WHAT THE TASK ASKS => Using the data below, copy out all lines with the word "zoom".

MATERIAL FOR THIS EXERCISE =>
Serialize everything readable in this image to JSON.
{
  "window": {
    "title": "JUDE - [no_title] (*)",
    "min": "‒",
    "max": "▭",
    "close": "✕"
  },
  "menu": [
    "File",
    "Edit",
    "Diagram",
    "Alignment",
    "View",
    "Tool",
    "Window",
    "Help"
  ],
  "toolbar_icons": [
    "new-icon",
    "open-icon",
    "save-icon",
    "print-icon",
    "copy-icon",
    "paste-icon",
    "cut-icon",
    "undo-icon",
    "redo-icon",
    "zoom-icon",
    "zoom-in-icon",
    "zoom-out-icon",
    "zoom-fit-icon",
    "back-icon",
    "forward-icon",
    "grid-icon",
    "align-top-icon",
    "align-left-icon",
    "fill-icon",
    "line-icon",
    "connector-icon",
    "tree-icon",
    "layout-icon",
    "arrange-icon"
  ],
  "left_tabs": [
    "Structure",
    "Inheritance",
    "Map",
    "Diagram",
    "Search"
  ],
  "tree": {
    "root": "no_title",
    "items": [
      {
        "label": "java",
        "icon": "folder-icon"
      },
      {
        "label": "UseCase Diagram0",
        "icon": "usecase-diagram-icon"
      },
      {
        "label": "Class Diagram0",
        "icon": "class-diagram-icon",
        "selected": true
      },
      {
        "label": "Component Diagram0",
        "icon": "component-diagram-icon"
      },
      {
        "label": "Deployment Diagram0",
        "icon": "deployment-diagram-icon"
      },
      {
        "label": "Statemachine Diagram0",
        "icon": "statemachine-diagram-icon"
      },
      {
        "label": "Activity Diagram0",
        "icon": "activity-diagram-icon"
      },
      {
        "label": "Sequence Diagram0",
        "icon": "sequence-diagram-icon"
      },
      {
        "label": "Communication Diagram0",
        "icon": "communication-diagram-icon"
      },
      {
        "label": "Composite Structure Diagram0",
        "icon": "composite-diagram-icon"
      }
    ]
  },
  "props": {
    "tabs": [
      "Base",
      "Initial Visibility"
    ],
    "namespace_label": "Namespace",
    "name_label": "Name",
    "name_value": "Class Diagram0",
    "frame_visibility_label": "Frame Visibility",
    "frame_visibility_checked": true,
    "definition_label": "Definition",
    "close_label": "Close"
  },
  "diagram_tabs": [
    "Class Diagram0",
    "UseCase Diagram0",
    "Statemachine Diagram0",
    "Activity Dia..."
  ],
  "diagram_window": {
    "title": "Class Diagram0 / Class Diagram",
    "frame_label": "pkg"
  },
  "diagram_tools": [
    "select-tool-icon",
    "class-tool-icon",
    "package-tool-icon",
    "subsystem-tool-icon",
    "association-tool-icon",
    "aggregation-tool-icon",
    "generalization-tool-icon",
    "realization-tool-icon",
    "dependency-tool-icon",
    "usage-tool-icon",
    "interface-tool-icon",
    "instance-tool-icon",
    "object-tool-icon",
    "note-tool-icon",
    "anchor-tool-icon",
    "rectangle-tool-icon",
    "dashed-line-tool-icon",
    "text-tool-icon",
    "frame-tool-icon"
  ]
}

ANSWER SECTION =>
    "zoom-icon",
    "zoom-in-icon",
    "zoom-out-icon",
    "zoom-fit-icon",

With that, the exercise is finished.